With “Carmageddon II” just days away, Caltrans officials this week urged motorists not to get complacent over the success of last year’s San Diego (405) Freeway closure in the Sepulveda Pass, warning people to stay out of their cars unless absolutely necessary.
“We are 100 percent sure that this Carmageddon II is going to go off just as well as it did last year if we have the cooperation of the public,” Caltrans District 7 Director Mike Miles said. “If you absolutely have to drive, plan ahead. Take some extra water with you, take some provisions, take some food. Take your medications with you if you have to be out on the road because if you do get caught in a traffic jam, it could be for hours.”
Carmageddon II will occur this weekend, with some ramps along the 405 Freeway between the Santa Monica (10) and Ventura (101) freeways closing as early as 7 p.m. Friday. Lanes on the 405 will begin closing around 10 p.m. Friday, and the entire freeway stretch will be shut down by midnight.
The closure, which will enable crews to demolish the north half of the Mulholland Bridge over the freeway, is expected to continue until 5 a.m. Monday.
Sepulveda Boulevard will be available as an alternate route during the closure for local traffic only.
The demolition and reconstruction of the Mulholland bridge is part of the $1 billion Sepulveda Pass improvement project that is adding a 10-mile northbound carpool lane and making other upgrades along the route. The project is expected to be completed next year.
According to Caltrans, an average of 278,000 motorists drive the 405 Freeway through the Sepulveda Pass every day. That estimate is an average, so the actual number of cars that travel the typical weekend day is generally lower than a weekday, according to Caltrans.
Speaking at a news conference, Miles said that to avoid a traffic nightmare over the weekend, about two-thirds of the people who typically get on the 405 Freeway — the nation’s busiest — need to stay out of their cars during the closure.
Caltrans will have 30 additional portable electronic message signs on various freeways during the closure to provide up-to-date travel information to motorists.

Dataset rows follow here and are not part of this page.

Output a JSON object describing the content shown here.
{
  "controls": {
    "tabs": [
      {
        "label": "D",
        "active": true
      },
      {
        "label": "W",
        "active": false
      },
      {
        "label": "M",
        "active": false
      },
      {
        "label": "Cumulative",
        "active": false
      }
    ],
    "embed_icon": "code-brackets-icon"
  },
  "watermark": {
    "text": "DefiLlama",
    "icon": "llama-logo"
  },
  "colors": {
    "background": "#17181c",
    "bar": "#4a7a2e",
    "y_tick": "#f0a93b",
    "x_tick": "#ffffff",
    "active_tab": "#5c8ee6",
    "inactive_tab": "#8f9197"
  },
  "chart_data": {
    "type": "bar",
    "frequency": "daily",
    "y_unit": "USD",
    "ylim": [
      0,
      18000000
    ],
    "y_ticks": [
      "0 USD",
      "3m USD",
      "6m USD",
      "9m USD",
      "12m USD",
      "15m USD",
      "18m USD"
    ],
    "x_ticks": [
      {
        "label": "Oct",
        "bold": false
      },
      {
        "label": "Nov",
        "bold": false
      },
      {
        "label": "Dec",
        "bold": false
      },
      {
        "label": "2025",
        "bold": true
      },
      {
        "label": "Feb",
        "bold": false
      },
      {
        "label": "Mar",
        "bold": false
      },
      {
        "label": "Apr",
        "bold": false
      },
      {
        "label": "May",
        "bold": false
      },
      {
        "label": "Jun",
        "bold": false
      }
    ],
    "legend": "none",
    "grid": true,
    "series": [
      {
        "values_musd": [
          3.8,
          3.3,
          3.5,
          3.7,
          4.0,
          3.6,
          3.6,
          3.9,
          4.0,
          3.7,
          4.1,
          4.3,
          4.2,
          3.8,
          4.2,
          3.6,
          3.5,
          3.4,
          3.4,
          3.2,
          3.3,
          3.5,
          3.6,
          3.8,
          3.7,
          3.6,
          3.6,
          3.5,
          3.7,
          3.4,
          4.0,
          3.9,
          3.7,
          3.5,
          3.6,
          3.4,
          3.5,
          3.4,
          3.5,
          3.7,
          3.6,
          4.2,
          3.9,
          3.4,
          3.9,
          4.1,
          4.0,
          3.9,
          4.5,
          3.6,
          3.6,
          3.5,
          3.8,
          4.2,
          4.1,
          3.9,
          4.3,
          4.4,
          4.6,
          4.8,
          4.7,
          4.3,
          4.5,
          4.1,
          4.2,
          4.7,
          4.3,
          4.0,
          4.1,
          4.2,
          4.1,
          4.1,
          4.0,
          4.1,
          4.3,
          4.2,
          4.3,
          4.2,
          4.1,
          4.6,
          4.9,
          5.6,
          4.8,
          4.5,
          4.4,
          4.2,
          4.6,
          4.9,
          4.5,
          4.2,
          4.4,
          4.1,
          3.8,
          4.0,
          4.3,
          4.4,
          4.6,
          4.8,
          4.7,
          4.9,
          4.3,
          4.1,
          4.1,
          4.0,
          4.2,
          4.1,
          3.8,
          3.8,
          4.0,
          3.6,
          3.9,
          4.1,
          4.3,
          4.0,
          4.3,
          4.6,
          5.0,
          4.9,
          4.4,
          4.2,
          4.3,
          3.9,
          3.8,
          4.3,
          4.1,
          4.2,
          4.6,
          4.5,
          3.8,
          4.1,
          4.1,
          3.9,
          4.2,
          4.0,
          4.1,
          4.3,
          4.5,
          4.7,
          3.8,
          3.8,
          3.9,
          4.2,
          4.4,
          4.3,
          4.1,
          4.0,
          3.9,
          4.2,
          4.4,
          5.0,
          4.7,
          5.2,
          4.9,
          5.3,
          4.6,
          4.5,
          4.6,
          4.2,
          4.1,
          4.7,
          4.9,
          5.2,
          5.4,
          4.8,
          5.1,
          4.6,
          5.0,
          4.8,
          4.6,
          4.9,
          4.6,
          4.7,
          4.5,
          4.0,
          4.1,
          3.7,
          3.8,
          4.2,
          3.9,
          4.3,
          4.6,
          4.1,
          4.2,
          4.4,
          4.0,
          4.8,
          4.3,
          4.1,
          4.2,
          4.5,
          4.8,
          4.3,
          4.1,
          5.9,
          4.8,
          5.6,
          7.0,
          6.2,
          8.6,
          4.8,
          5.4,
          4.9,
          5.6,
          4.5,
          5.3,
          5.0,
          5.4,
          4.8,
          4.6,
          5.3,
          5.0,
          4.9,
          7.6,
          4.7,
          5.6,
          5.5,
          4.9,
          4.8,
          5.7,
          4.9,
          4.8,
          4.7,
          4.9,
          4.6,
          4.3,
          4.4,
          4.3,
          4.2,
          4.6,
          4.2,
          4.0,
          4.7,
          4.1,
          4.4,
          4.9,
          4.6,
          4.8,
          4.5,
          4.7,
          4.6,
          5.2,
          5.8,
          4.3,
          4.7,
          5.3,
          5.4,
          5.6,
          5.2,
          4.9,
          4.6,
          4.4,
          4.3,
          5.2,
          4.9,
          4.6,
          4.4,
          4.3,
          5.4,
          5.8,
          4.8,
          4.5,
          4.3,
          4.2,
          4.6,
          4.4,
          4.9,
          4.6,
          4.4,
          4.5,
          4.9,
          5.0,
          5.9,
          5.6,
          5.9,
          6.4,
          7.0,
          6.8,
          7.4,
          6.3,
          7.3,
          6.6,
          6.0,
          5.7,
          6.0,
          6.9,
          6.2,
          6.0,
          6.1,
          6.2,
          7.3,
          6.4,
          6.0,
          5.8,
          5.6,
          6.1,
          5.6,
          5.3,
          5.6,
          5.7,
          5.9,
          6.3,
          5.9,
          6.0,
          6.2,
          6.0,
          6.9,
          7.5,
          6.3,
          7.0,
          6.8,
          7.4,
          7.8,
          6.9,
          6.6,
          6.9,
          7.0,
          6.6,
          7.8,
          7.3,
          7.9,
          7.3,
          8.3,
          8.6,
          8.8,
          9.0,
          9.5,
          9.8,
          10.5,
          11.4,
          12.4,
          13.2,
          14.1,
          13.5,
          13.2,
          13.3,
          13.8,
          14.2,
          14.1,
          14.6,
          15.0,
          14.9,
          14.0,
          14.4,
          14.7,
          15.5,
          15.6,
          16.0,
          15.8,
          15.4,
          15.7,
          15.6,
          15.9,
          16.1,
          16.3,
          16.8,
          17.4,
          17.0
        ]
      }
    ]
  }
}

It will also have round-the-clock monitoring from its Los Angeles area Transportation Management Center in hopes of providing faster responses to emergencies that arise affecting freeway traffic.
“I-405 is still the nation’s busiest freeway,” according to K.N. Murthy, executive director of transit project delivery for the Metropolitan Transportation Authority, which is overseeing the $1 billion 405 Freeway construction project.
“Other connecting L.A. freeways have their own congestion challenges on weekends,” Murthy said. “The closure is still in the geographically constrained Sepulveda Pass, where there are no immediate or effective alternate routes. That’s why we still need the public’s full and complete cooperation if this second closure operation is going to be as successful as the first.”
The first Carmageddon took place in July 2011, and motorists heeded the weeks of warnings to avoid the area, leaving many streets in and near the closure area practically abandoned for the weekend. The demolition work on the south side of the Mulholland bridge during that closure was completed ahead of schedule, and the freeway was reopened 17 hours early.
But that success has prompted some fears that motorists this year would be a little more complacent. Metro officials also warn that there likely won’t be an early finish to the work during Carmageddon II, because two sets of bridge columns must be removed, compared with one last year. The demolition work will also be more complicated because of inactive utility lines, according to Metro.